Keep in mind that newly planted trees grow more quickly in the first few years than at any other time. Sufficient watering is important to support the early growth spurt. Pay particular attention to your seasonal tree care during this time and remember to monitor the moisture content of the soil around your trees during periods of unusual heat or drought.
Once trees are well established, frequent watering becomes less necessary as roots grow well out beyond the drip line of the tree, forming a web of feeder roots beneath the surface soil. Mulching the ground around the base of your tree to several feet out from the trunk will help retain moisture for longer periods. Commercial wood chip mulch is a good choice.
Avoid watering close to the trunk of mature trees as too much moisture there encourages insect infestation or fungus.
Checking Soil Moisture
There are a few ways to check the moisture content of the soil around your trees. The easiest way is to try poking a knife, screwdriver, or other long tool into the soil. If it’s difficult to penetrate the soil, you need to water.
You can also check soil moisture by inserting the blade of a trowel into the ground near the tree and creating an opening large enough to poke your finger down into the dirt. If it feels warm and dry, it’s time to water.
If you feel you must get your hands into the soil to be sure, dig about six or eight inches down and scoop out a handful soil. It should feel cool to the touch. It should not be muddy or soaking wet, but rather easily rolled into a ball that holds its shape. If the soil is warm and crumbles in your hand then it needs water.
You can also purchase an inexpensive meter that will accurately measure the moisture content of your soil.
Under Watering or Over Watering
Goldilocks wanted a bed that felt just right. Who can blame her? Your trees want their soil beds to be just right too. Not too soft, not too hard, not too cold or too warm, and not too dry or too wet. It’s all about the roots and keeping them happy.
Signs of under watering in deciduous trees include dry, perhaps brittle leaves, curling or wilting, and browning, yellowing or scorching of leaves.

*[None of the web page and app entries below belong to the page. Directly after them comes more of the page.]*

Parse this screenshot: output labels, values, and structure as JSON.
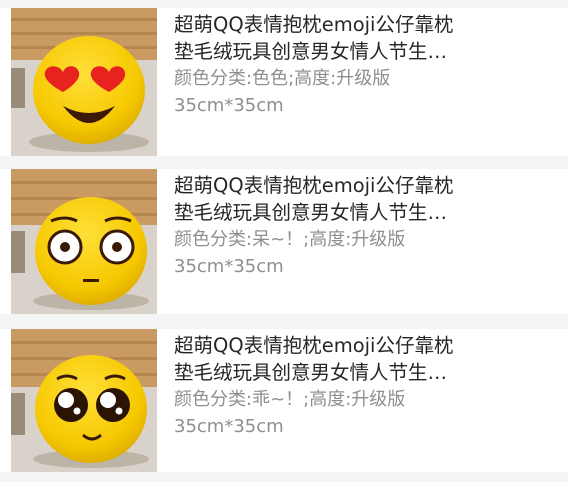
{
  "items": [
    {
      "title_line1": "超萌QQ表情抱枕emoji公仔靠枕",
      "title_line2": "垫毛绒玩具创意男女情人节生…",
      "sku_line1": "颜色分类:色色;高度:升级版",
      "sku_line2": "35cm*35cm",
      "face": "heart-eyes-emoji-pillow"
    },
    {
      "title_line1": "超萌QQ表情抱枕emoji公仔靠枕",
      "title_line2": "垫毛绒玩具创意男女情人节生…",
      "sku_line1": "颜色分类:呆~！;高度:升级版",
      "sku_line2": "35cm*35cm",
      "face": "dazed-emoji-pillow"
    },
    {
      "title_line1": "超萌QQ表情抱枕emoji公仔靠枕",
      "title_line2": "垫毛绒玩具创意男女情人节生…",
      "sku_line1": "颜色分类:乖~！;高度:升级版",
      "sku_line2": "35cm*35cm",
      "face": "cute-teary-eyes-emoji-pillow"
    }
  ],
  "colors": {
    "emoji_yellow": "#f6c800",
    "heart_red": "#e8231f",
    "title_text": "#262626",
    "sku_text": "#8f8f8f"
  }
}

Premature color change and leaf drop is another good indicator.
Evergreens will display yellowing or browning needles, while excessive leaf or needle drop, and die back of branches in both evergreen and deciduous trees also indicates lack of water.
If your trees are thirsty the solution is simple—step up your watering schedule, water to a depth of about a foot, and check soil moisture frequently to determine how often to water.
Signs of overwatering are spongy or soggy ground around the trees or ground that is constantly wet. New growth will often wither and die. It may appear lighter green. In cases of severe overwatering, leaves or needles may turn yellow. If leaves appear to be a healthy green, but break easily, you may be over watering.
Over watering is a common mistake in seasonal tree care. Overly moist or saturated ground for extended periods of time damages roots. Letting the ground become dry for short periods between watering allows for pockets of oxygen in the soil. Yes, your trees need to breathe too.
If you see water standing around your trees, or have noticed the signs of overwatering, there are a few solutions. You can’t turn off the rain, but you can turn off the hose; if you’ve been watering, stop. Also, assess your soil type. If it’s mostly clay, add compost to help drain the water away from drowning roots.
If you find water pools around your trees when it rains, do a little detective work. Find out where it’s coming from and whether it can be diverted by trenching or other means.
Trees are a long-term investment adding to the interest, beauty, and function of your landscape, so make sure to water with care.